- **Problem statement**: Character for character, write out the data below.

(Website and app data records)
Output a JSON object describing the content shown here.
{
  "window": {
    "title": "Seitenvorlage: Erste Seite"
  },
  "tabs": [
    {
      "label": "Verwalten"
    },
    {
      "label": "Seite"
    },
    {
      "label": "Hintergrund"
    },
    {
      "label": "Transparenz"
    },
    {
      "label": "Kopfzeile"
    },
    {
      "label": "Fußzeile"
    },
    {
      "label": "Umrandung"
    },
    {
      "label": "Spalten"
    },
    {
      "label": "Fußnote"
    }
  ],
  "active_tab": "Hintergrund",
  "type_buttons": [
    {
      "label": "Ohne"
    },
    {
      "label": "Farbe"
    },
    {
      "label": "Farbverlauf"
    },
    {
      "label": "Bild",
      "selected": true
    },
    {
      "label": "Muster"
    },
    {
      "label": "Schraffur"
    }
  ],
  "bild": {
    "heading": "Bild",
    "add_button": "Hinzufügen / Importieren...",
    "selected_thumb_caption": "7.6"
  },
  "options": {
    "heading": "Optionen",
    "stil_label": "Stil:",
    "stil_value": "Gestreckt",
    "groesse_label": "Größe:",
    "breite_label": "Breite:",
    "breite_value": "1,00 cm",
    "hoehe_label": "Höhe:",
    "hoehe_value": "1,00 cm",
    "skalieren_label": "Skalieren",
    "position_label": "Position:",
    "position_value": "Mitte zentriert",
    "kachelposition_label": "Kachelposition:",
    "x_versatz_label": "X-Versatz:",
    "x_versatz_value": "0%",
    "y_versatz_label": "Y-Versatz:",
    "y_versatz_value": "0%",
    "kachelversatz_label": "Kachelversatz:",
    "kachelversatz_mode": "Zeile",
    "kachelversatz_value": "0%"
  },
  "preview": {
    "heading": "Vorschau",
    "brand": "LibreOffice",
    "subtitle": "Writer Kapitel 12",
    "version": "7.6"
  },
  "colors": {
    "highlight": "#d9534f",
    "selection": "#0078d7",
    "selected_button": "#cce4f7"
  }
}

- **Solution to this task**:
Output a JSON object describing the content shown here.
{
  "window": {
    "title": "Seitenvorlage: Erste Seite"
  },
  "tabs": [
    {
      "label": "Verwalten"
    },
    {
      "label": "Seite"
    },
    {
      "label": "Hintergrund"
    },
    {
      "label": "Transparenz"
    },
    {
      "label": "Kopfzeile"
    },
    {
      "label": "Fußzeile"
    },
    {
      "label": "Umrandung"
    },
    {
      "label": "Spalten"
    },
    {
      "label": "Fußnote"
    }
  ],
  "active_tab": "Hintergrund",
  "type_buttons": [
    {
      "label": "Ohne"
    },
    {
      "label": "Farbe"
    },
    {
      "label": "Farbverlauf"
    },
    {
      "label": "Bild",
      "selected": true
    },
    {
      "label": "Muster"
    },
    {
      "label": "Schraffur"
    }
  ],
  "bild": {
    "heading": "Bild",
    "add_button": "Hinzufügen / Importieren...",
    "selected_thumb_caption": "7.6"
  },
  "options": {
    "heading": "Optionen",
    "stil_label": "Stil:",
    "stil_value": "Gestreckt",
    "groesse_label": "Größe:",
    "breite_label": "Breite:",
    "breite_value": "1,00 cm",
    "hoehe_label": "Höhe:",
    "hoehe_value": "1,00 cm",
    "skalieren_label": "Skalieren",
    "position_label": "Position:",
    "position_value": "Mitte zentriert",
    "kachelposition_label": "Kachelposition:",
    "x_versatz_label": "X-Versatz:",
    "x_versatz_value": "0%",
    "y_versatz_label": "Y-Versatz:",
    "y_versatz_value": "0%",
    "kachelversatz_label": "Kachelversatz:",
    "kachelversatz_mode": "Zeile",
    "kachelversatz_value": "0%"
  },
  "preview": {
    "heading": "Vorschau",
    "brand": "LibreOffice",
    "subtitle": "Writer Kapitel 12",
    "version": "7.6"
  },
  "colors": {
    "highlight": "#d9534f",
    "selection": "#0078d7",
    "selected_button": "#cce4f7"
  }
}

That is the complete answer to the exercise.